doi: 10.3205/12gin033, urn:nbn:de:0183-12gin0334

Published: July 10, 2012

© 2012 Nix et al.
This is an Open Access article distributed under the terms of the Creative Commons Attribution License ( You are free: to Share – to copy, distribute and transmit the work, provided the original author and source are credited.



Background: Wanting to understand the influence the National Guideline Clearinghouse (TM) (NGC) has had on guideline development, dissemination, and implementation & use, the NGC sponsor commissioned a scientifically-grounded evaluation of its flagship guideline resource.

Objectives: To evaluate how NGC: is used by different stakeholders; supports the development, implementation, and dissemination of evidence-based guidelines; and, can be improved.

Methods: An environmental scan and stakeholder input were used to develop a logic model that defined key research questions and outcomes of interest. A mixed-methods approach was used (survey, focus groups and interviews) to collect data.

Results: Awareness of NGC in 2011 was substantially higher than in 2001, however 22% of participants remained unaware. Most participants use multiple sources to find guidelines, however NGC was often cited as a 'first go-to source.' There were differences among stakeholder groups on the trustworthiness of guidelines included in NGC. Most participants think that the 5-year age criterion is too long.

Discussion: Limitations of the evaluation included: the survey sampling frame was not random; survey solicitation methods may have introduced bias; and a low response rate. Therefore, survey findings cannot be generalized to all NGC stakeholders. Additionally, the majority of focus group participants and interviewees were users of NGC. A larger sample of non-users may have produced different results.

Implications: Guideline developer participation in NGC increases chances that guidelines will be found.
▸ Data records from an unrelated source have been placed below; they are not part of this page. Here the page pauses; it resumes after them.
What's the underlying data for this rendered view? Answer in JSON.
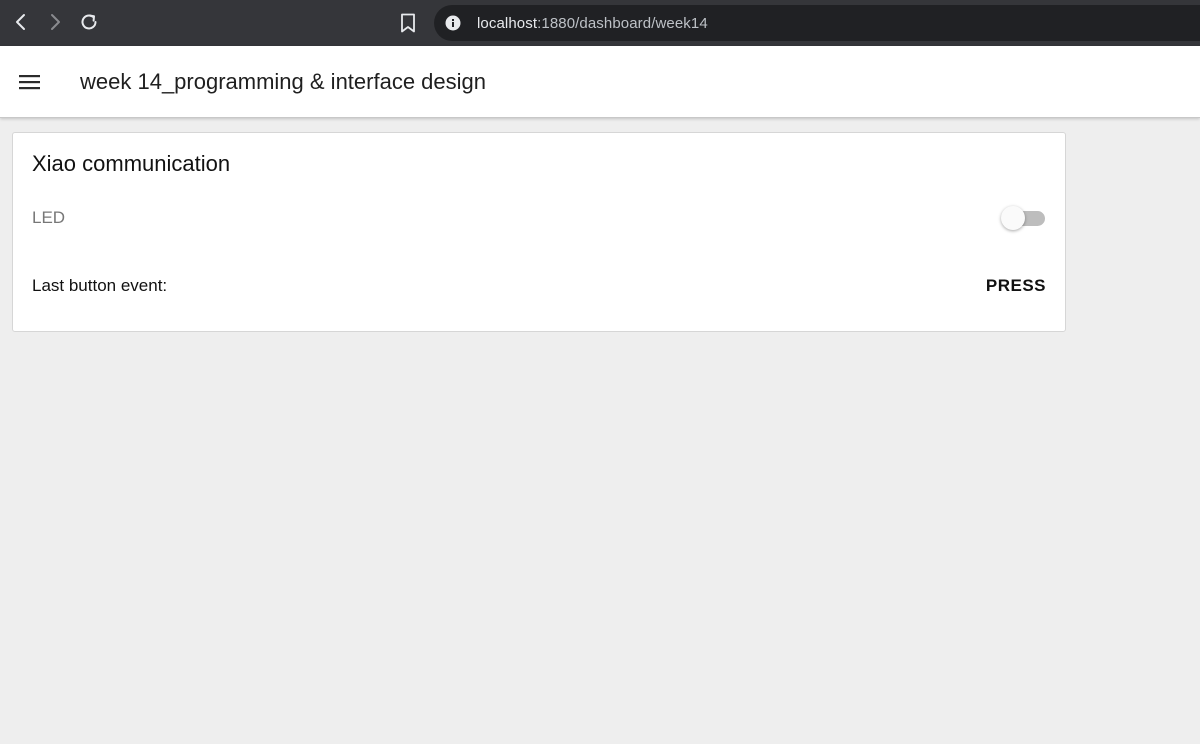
{
  "browser": {
    "url_host": "localhost",
    "url_rest": ":1880/dashboard/week14",
    "icons": {
      "back": "back-arrow-icon",
      "forward": "forward-arrow-icon",
      "reload": "reload-icon",
      "bookmark": "bookmark-icon",
      "site_info": "info-icon"
    }
  },
  "toolbar": {
    "title": "week 14_programming & interface design",
    "menu_icon": "hamburger-menu-icon"
  },
  "card": {
    "title": "Xiao communication",
    "switch": {
      "label": "LED",
      "state": "off"
    },
    "text_widget": {
      "label": "Last button event:",
      "value": "PRESS"
    }
  },
  "colors": {
    "browser_chrome": "#35363a",
    "address_bar": "#202124",
    "page_background": "#eeeeee",
    "card_background": "#ffffff",
    "toggle_track_off": "#bdbdbd"
  }
}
Advancing NGC's impact could include building the user base and spreading knowledge about trustworthy guideline development.